* **Collected data**
/---

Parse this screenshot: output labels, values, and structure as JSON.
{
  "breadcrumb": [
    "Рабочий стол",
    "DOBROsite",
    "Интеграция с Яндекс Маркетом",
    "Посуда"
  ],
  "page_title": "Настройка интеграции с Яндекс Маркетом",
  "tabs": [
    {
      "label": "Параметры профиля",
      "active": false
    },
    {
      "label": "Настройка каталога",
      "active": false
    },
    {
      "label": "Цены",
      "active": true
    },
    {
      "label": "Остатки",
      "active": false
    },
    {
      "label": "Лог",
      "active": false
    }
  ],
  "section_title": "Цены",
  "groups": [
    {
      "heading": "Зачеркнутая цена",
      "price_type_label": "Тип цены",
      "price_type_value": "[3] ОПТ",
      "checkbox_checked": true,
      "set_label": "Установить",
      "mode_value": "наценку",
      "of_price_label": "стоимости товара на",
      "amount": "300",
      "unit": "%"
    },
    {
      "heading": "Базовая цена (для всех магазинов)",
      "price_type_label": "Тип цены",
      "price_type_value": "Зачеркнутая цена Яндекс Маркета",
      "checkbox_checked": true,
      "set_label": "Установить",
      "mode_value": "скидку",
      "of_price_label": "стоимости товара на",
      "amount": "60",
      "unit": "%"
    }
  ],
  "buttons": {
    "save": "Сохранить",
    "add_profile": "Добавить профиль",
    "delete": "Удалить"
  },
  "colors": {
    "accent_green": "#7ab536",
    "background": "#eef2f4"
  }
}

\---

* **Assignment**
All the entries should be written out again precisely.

* **Task result**
Parse this screenshot: output labels, values, and structure as JSON.
{
  "breadcrumb": [
    "Рабочий стол",
    "DOBROsite",
    "Интеграция с Яндекс Маркетом",
    "Посуда"
  ],
  "page_title": "Настройка интеграции с Яндекс Маркетом",
  "tabs": [
    {
      "label": "Параметры профиля",
      "active": false
    },
    {
      "label": "Настройка каталога",
      "active": false
    },
    {
      "label": "Цены",
      "active": true
    },
    {
      "label": "Остатки",
      "active": false
    },
    {
      "label": "Лог",
      "active": false
    }
  ],
  "section_title": "Цены",
  "groups": [
    {
      "heading": "Зачеркнутая цена",
      "price_type_label": "Тип цены",
      "price_type_value": "[3] ОПТ",
      "checkbox_checked": true,
      "set_label": "Установить",
      "mode_value": "наценку",
      "of_price_label": "стоимости товара на",
      "amount": "300",
      "unit": "%"
    },
    {
      "heading": "Базовая цена (для всех магазинов)",
      "price_type_label": "Тип цены",
      "price_type_value": "Зачеркнутая цена Яндекс Маркета",
      "checkbox_checked": true,
      "set_label": "Установить",
      "mode_value": "скидку",
      "of_price_label": "стоимости товара на",
      "amount": "60",
      "unit": "%"
    }
  ],
  "buttons": {
    "save": "Сохранить",
    "add_profile": "Добавить профиль",
    "delete": "Удалить"
  },
  "colors": {
    "accent_green": "#7ab536",
    "background": "#eef2f4"
  }
}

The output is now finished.